Security Experts:

Connect with us

Hi, what are you looking for?



Self-Healing Malware Hits Magento Stores

A newly discovered piece of malware targeting Magento stores has a self-healing routine to restore itself after deletion, security researchers have discovered.

A newly discovered piece of malware targeting Magento stores has a self-healing routine to restore itself after deletion, security researchers have discovered.

Self-healing malware isn’t new, with the first such threat reportedly spotted nearly three decades ago, as the memory-residing Trojan called Yankee Doodle, which could infect .com and .exe files. Discovered in September 1989, this piece of malware would play the tune “Yankee Doodle” every day at 17:00 if it was in memory.

Discovered by Jeroen Boersma, the recently spotted Magento-targeting malware is using a database trigger to restore itself in the event it has been deleted: every time a new order is made, injected SQL code searches the compromised Magento installation and, if it doesn’t find the malware, it re-adds it. The malware leverages SQL stored procedures for this operation.

According to Willem de Groot, who analyzed the threat, the malware’s infection point was a brute force attack on /rss/catalog/notifystock/ where the compromised shop was “otherwise completely patched.”

De Groot notes that the malware’s behavior renders previous cleaning routines useless, because removing the malicious code from the infected records will no longer ensure that the infection is gone. This would only work for regular Javascript-based malware, which normally gets injected in the static header or footer HTML definitions in the database.

The newly observed malware ensures that the self-healing trigger is executed every time a new order is made. “The query checks for the existence of the malware in the header, footer, copyright and every CMS block. If absent, it will re-add itself,” the security researcher explains.

According to de Groot, malware detection should now include database analysis as well, because file scanning is no longer efficient. “This discovery shows we have entered a new phase of malware evolution,” he notes.

The security researcher, who says this is the first malware written in SQL he has encountered to date, explains that, while Magento Enterprise and some community extensions contain legitimate triggers, Magento store owners should be able to detect the malware by searching for suspicious SQL code, “such as anything containing admin, .js, script or < (html tags).”

The researcher, who updated his Malware Scanner to detect the new patterns, also provides instructions on how to remove the infection after discovering suspicious code in a Magento installation.
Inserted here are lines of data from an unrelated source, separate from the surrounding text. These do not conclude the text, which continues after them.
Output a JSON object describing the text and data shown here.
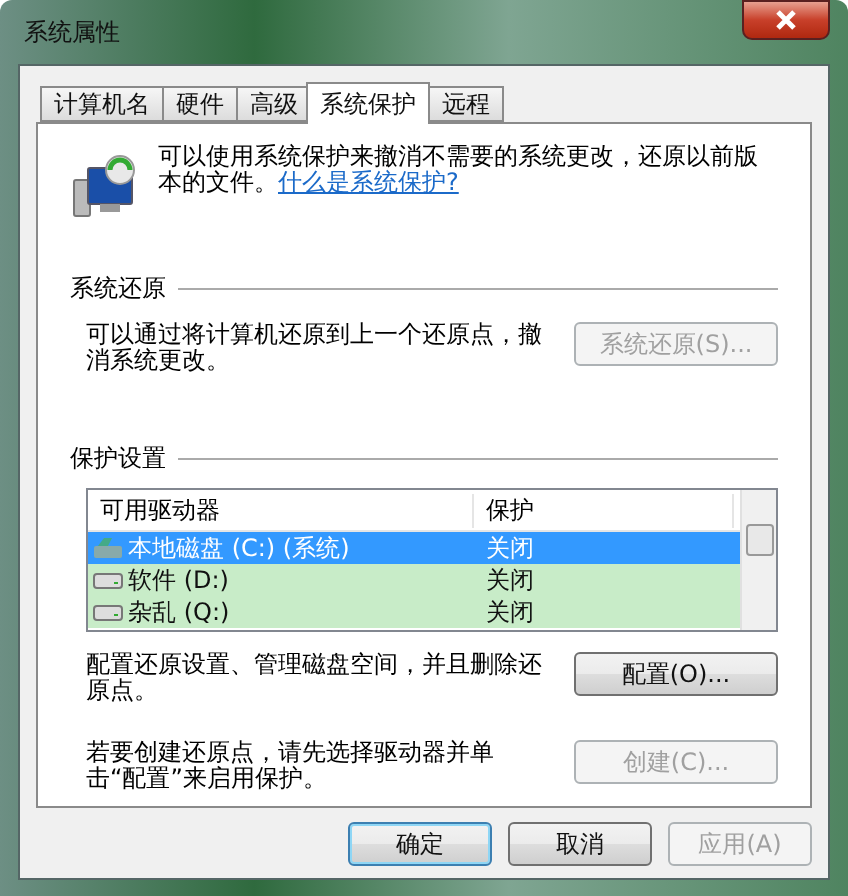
{
  "window": {
    "title": "系统属性"
  },
  "tabs": [
    {
      "label": "计算机名",
      "selected": false
    },
    {
      "label": "硬件",
      "selected": false
    },
    {
      "label": "高级",
      "selected": false
    },
    {
      "label": "系统保护",
      "selected": true
    },
    {
      "label": "远程",
      "selected": false
    }
  ],
  "intro": {
    "text": "可以使用系统保护来撤消不需要的系统更改，还原以前版本的文件。",
    "link": "什么是系统保护?"
  },
  "restore": {
    "heading": "系统还原",
    "text": "可以通过将计算机还原到上一个还原点，撤消系统更改。",
    "button": {
      "label": "系统还原(S)...",
      "disabled": true
    }
  },
  "protection": {
    "heading": "保护设置",
    "columns": [
      "可用驱动器",
      "保护"
    ],
    "drives": [
      {
        "name": "本地磁盘 (C:) (系统)",
        "protection": "关闭",
        "kind": "system",
        "selected": true
      },
      {
        "name": "软件 (D:)",
        "protection": "关闭",
        "kind": "disk",
        "selected": false
      },
      {
        "name": "杂乱 (Q:)",
        "protection": "关闭",
        "kind": "disk",
        "selected": false
      }
    ],
    "configure": {
      "text": "配置还原设置、管理磁盘空间，并且删除还原点。",
      "button": {
        "label": "配置(O)...",
        "disabled": false
      }
    },
    "create": {
      "text": "若要创建还原点，请先选择驱动器并单击“配置”来启用保护。",
      "button": {
        "label": "创建(C)...",
        "disabled": true
      }
    }
  },
  "buttons": [
    {
      "label": "确定",
      "disabled": false,
      "default": true
    },
    {
      "label": "取消",
      "disabled": false,
      "default": false
    },
    {
      "label": "应用(A)",
      "disabled": true,
      "default": false
    }
  ]
}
Magereport was also updated with the new patterns, he said.

Related: Magento Malware Hides Stolen Card Data in Image Files

Related: Attackers Disguise Malware as Magento Patch

Written By

Ionut Arghire is an international correspondent for SecurityWeek.

Click to comment

Expert Insights

Related Content


Zendesk is informing customers about a data breach that started with an SMS phishing campaign targeting the company’s employees.


The release of OpenAI’s ChatGPT in late 2022 has demonstrated the potential of AI for both good and bad.


A new study by McAfee and the Center for Strategic and International Studies (CSIS) named a staggering figure as the true annual cost of...


The FBI dismantled the network of the prolific Hive ransomware gang and seized infrastructure in Los Angeles that was used for the operation.

Malware & Threats

Microsoft plans to improve the protection of Office users by blocking XLL add-ins from the internet.


Video games developer Riot Games says source code was stolen from its development environment in a ransomware attack


CISA, NSA, and MS-ISAC issued an alert on the malicious use of RMM software to steal money from bank accounts.


Chinese threat actor DragonSpark has been using the SparkRAT open source backdoor in attacks targeting East Asian organizations.